### Given data

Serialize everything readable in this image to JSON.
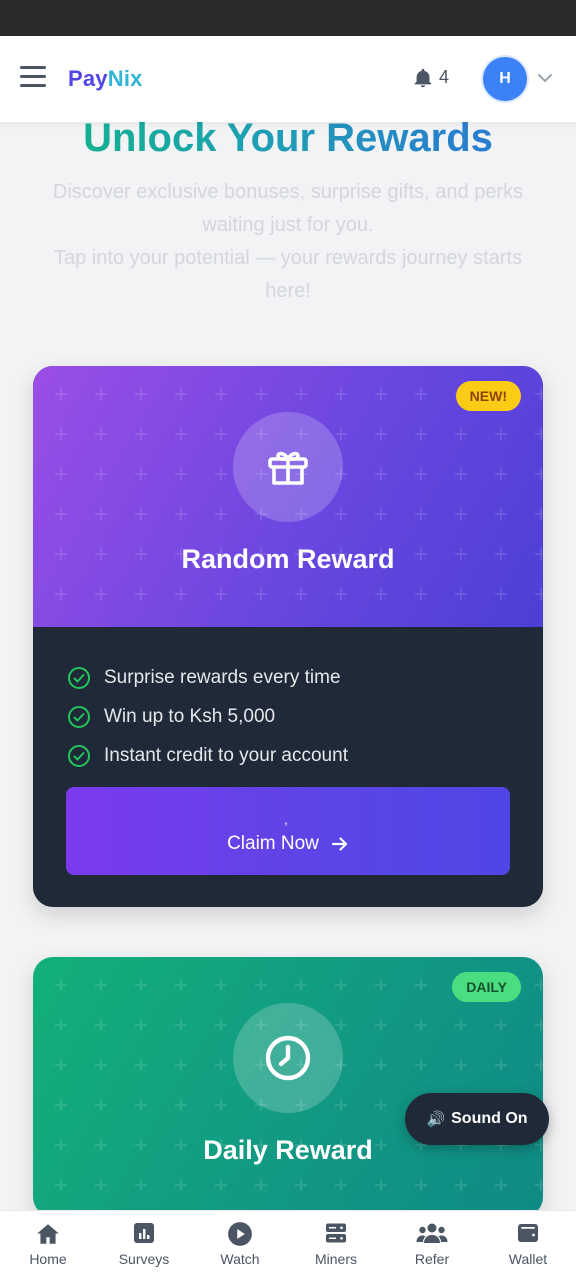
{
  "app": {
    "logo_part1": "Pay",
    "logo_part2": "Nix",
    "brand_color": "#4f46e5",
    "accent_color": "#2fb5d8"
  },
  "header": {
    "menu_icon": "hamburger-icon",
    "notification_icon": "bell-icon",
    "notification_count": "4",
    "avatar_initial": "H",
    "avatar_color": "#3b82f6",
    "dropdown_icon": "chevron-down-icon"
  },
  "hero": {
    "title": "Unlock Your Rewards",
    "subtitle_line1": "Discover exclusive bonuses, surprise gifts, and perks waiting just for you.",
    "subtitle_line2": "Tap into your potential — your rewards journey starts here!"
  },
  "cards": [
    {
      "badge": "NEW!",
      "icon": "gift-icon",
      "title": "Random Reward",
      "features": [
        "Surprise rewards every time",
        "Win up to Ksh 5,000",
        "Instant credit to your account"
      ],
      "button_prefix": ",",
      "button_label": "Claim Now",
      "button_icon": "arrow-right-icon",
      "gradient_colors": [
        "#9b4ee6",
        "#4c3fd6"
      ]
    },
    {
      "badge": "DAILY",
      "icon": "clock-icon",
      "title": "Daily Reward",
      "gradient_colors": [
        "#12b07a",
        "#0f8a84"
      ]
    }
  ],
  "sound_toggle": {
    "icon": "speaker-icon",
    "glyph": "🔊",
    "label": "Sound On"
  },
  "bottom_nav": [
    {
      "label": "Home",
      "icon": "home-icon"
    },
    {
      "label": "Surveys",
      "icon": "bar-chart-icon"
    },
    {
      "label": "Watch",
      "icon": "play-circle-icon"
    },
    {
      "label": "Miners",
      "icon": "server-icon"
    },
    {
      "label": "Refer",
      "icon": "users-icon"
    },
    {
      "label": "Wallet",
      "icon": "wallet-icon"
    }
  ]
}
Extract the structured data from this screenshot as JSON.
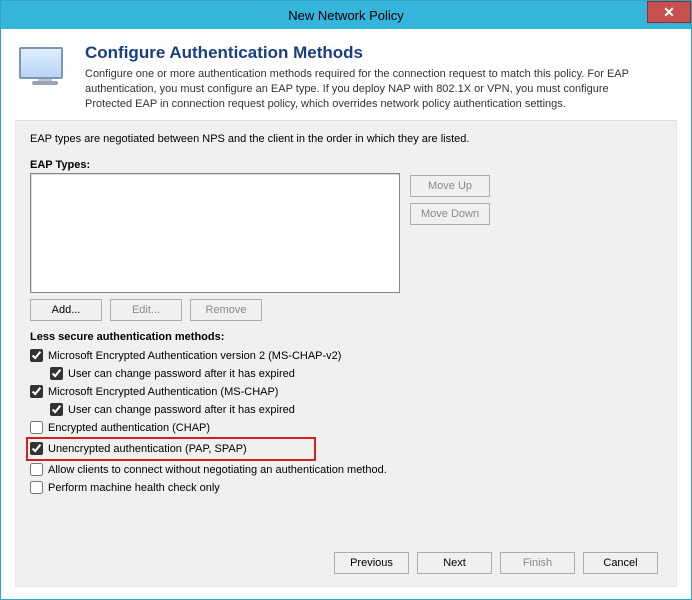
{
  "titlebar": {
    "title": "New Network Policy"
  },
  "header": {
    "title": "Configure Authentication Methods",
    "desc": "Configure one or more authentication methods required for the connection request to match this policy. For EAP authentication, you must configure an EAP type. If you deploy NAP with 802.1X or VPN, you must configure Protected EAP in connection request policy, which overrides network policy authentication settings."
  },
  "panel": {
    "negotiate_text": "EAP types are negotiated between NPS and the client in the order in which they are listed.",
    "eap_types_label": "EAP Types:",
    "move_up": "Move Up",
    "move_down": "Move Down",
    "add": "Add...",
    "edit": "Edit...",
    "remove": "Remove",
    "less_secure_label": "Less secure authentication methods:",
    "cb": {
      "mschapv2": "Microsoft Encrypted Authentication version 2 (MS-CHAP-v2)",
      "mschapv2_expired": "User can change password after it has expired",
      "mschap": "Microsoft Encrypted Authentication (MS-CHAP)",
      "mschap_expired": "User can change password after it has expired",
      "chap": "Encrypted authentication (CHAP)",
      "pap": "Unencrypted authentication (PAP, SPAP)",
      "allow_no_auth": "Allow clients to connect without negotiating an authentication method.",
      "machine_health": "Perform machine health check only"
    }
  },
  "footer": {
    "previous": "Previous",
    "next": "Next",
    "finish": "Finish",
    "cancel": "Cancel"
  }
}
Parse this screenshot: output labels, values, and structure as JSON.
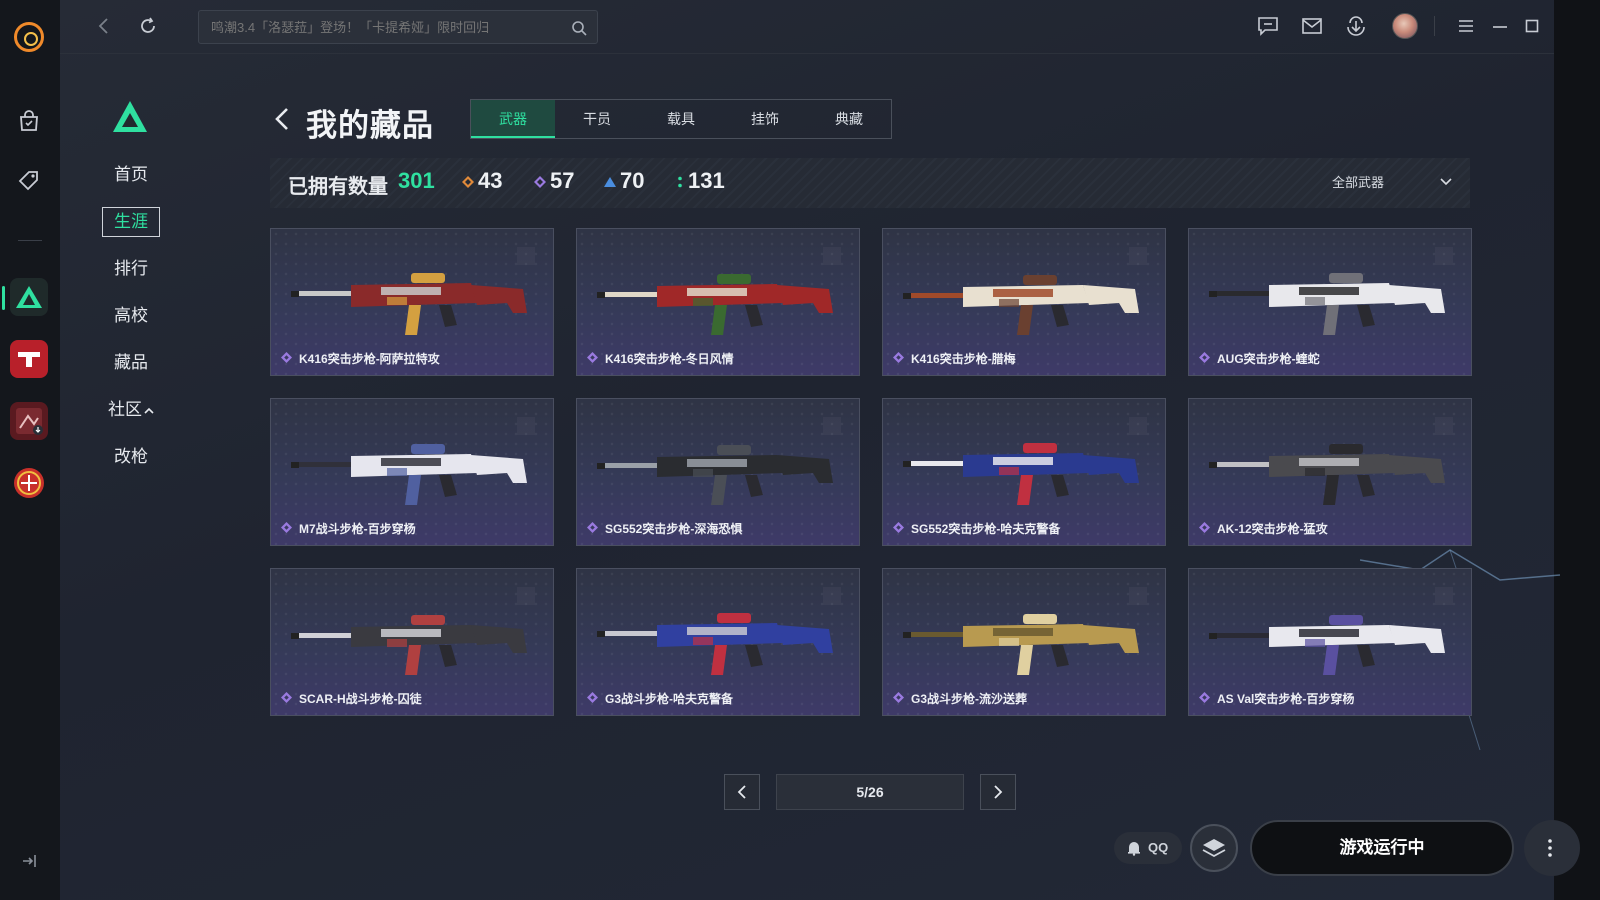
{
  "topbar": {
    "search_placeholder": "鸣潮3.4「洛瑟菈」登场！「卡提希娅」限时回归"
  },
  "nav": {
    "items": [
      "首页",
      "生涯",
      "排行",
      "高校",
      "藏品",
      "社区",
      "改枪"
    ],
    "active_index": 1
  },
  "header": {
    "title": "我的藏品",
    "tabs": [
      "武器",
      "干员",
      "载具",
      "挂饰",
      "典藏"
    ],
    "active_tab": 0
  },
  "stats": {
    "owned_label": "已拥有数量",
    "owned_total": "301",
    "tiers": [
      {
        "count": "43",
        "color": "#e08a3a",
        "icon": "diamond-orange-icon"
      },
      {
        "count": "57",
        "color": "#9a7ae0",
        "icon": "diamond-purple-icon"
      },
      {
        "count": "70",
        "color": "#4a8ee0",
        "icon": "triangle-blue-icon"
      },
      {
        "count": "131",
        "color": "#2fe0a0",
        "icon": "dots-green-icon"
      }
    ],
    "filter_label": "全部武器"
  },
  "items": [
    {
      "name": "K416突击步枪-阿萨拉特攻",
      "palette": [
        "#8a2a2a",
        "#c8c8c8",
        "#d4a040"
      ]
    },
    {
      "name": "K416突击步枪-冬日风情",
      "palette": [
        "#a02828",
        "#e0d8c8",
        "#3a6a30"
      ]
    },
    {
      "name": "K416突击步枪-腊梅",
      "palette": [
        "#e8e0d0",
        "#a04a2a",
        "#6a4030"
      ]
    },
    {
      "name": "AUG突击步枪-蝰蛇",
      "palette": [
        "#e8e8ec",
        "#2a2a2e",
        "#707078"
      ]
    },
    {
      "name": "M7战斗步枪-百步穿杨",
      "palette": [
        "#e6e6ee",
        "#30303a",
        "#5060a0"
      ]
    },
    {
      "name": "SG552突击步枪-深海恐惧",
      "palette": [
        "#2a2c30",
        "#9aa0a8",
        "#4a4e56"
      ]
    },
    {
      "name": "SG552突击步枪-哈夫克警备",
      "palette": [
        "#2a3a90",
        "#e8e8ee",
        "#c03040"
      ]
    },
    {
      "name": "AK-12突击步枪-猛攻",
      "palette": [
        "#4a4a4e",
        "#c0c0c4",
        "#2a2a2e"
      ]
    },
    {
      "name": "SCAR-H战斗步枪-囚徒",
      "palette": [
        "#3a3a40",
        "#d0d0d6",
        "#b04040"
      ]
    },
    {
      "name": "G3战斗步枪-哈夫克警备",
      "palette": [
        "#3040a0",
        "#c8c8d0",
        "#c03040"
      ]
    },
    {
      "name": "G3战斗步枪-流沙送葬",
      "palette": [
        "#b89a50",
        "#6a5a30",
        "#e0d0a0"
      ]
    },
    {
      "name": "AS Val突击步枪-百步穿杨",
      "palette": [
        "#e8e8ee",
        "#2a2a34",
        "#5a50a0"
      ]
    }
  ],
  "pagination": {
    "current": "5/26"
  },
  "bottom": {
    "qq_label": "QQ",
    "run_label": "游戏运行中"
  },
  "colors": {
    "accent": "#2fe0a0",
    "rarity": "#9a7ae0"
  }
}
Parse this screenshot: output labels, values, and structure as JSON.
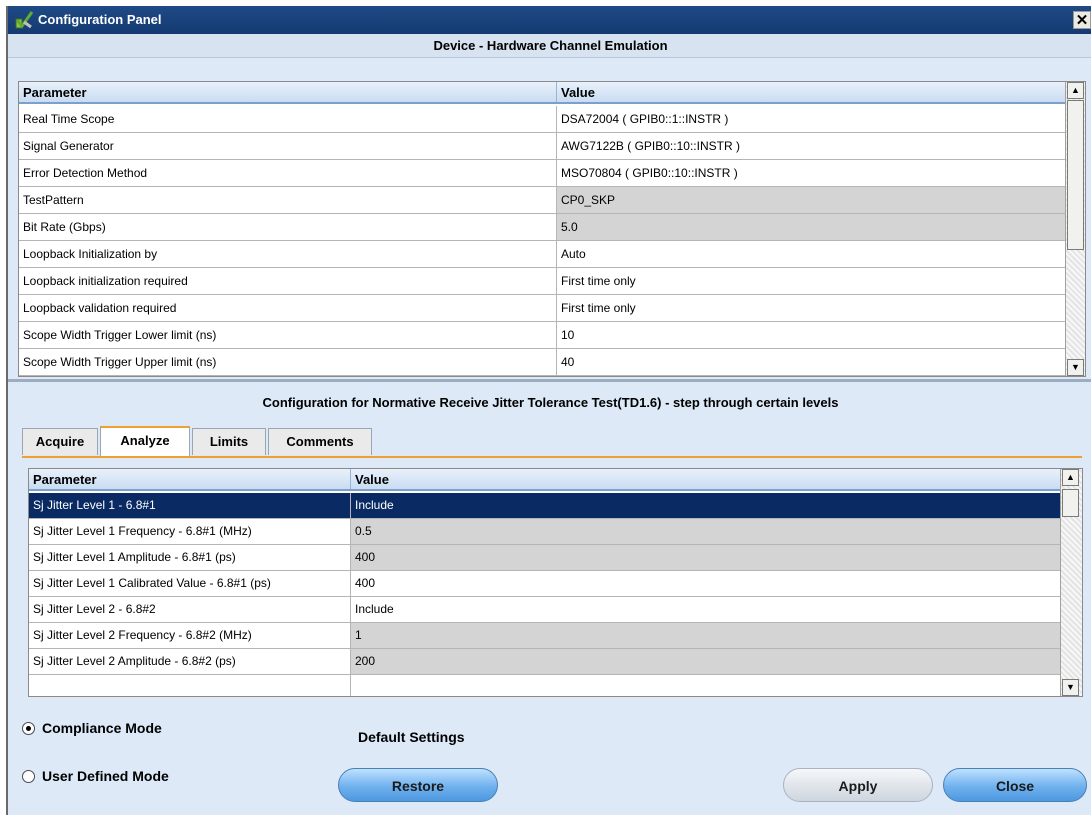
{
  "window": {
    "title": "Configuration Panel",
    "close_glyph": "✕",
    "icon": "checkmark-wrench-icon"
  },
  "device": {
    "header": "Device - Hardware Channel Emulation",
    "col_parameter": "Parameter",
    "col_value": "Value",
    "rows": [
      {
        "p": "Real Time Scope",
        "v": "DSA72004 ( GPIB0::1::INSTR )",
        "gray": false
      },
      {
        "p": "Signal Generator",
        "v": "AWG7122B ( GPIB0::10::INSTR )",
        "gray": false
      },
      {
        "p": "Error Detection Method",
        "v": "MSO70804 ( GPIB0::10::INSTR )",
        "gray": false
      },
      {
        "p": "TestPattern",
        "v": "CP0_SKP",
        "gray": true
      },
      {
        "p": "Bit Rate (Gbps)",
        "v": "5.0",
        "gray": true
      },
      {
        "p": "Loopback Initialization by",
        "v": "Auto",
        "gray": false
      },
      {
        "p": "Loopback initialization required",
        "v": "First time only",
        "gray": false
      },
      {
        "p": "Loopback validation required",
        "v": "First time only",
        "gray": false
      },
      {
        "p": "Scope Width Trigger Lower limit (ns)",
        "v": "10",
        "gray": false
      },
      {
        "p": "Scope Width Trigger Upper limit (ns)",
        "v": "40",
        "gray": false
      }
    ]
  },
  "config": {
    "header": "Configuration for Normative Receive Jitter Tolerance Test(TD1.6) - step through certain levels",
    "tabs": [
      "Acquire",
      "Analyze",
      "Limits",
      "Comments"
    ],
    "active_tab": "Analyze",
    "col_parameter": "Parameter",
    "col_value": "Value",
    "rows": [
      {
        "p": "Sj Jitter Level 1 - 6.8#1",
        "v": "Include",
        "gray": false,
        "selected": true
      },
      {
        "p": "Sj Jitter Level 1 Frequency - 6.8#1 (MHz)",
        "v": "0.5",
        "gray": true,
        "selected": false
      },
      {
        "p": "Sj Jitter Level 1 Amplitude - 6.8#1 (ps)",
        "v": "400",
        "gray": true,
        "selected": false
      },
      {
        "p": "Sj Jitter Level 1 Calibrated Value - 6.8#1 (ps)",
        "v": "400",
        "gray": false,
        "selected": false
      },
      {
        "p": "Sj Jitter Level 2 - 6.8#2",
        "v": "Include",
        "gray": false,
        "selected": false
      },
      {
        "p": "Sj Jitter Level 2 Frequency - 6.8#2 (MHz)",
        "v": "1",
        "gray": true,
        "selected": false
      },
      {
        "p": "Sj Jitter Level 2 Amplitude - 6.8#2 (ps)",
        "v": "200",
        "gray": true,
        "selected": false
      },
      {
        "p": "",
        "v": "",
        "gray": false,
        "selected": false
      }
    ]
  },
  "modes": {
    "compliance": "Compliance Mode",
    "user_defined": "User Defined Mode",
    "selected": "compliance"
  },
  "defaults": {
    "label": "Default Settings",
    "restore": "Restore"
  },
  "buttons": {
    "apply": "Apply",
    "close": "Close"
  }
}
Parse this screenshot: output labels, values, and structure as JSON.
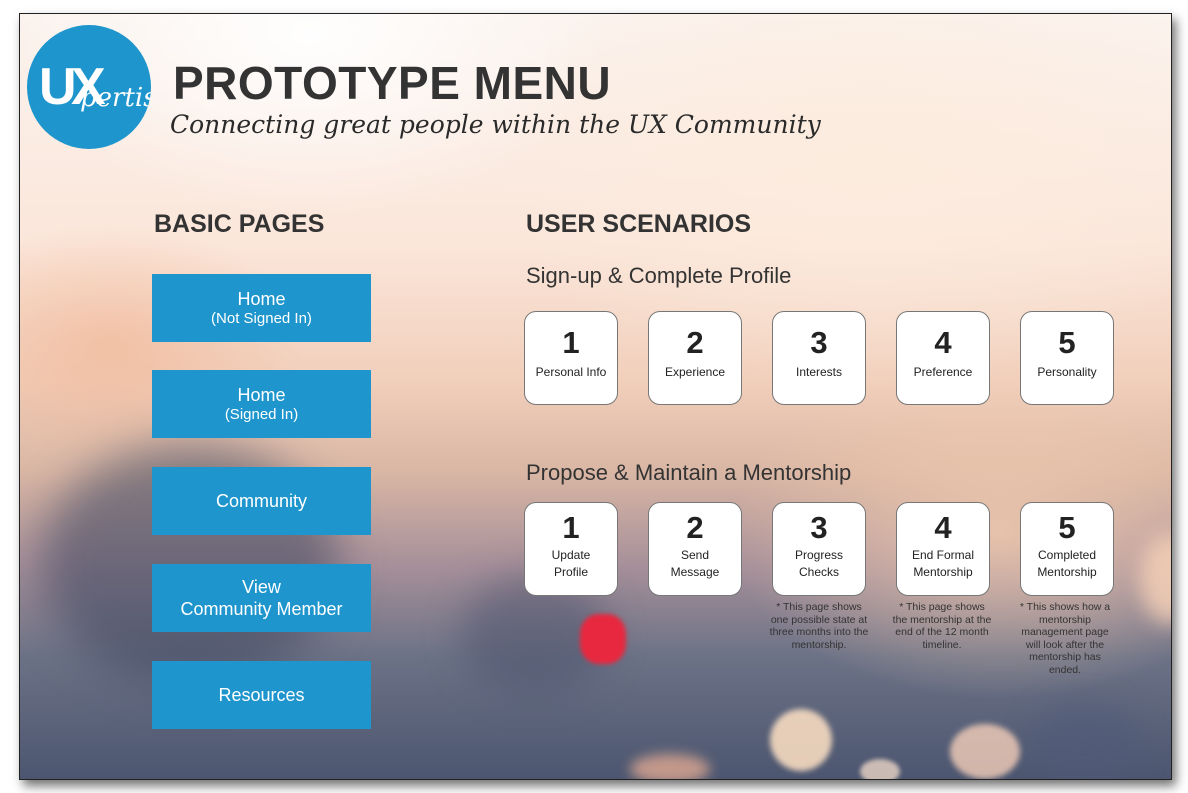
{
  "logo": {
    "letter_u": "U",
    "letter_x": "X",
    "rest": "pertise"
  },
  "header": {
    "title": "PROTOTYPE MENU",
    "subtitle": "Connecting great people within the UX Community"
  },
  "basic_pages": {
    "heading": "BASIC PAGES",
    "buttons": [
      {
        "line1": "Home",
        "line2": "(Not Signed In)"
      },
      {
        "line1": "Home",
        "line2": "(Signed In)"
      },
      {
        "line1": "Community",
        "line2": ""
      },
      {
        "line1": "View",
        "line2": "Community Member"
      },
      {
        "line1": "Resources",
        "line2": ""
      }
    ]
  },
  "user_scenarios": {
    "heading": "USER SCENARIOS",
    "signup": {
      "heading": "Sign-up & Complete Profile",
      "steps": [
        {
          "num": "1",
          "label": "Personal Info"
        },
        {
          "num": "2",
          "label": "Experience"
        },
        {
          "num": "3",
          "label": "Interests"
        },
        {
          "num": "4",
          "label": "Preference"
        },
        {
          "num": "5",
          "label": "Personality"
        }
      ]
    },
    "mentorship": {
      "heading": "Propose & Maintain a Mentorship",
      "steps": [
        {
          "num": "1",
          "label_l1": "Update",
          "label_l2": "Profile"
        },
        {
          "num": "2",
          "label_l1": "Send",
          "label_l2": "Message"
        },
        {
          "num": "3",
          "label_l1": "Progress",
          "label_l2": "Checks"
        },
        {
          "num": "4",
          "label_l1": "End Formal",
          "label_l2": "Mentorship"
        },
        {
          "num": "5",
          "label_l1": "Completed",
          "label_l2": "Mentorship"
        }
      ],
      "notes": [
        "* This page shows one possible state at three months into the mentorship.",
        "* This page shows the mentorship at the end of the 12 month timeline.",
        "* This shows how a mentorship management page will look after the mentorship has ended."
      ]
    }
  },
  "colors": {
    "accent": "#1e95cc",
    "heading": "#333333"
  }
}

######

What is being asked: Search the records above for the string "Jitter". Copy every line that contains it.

Written reply:
    "header": "Configuration for Normative Receive Jitter Tolerance Test(TD1.6) - step through certain levels",
        "p": "Sj Jitter Level 1 - 6.8#1",
        "p": "Sj Jitter Level 1 Frequency - 6.8#1 (MHz)",
        "p": "Sj Jitter Level 1 Amplitude - 6.8#1 (ps)",
        "p": "Sj Jitter Level 1 Calibrated Value - 6.8#1 (ps)",
        "p": "Sj Jitter Level 2 - 6.8#2",
        "p": "Sj Jitter Level 2 Frequency - 6.8#2 (MHz)",
        "p": "Sj Jitter Level 2 Amplitude - 6.8#2 (ps)",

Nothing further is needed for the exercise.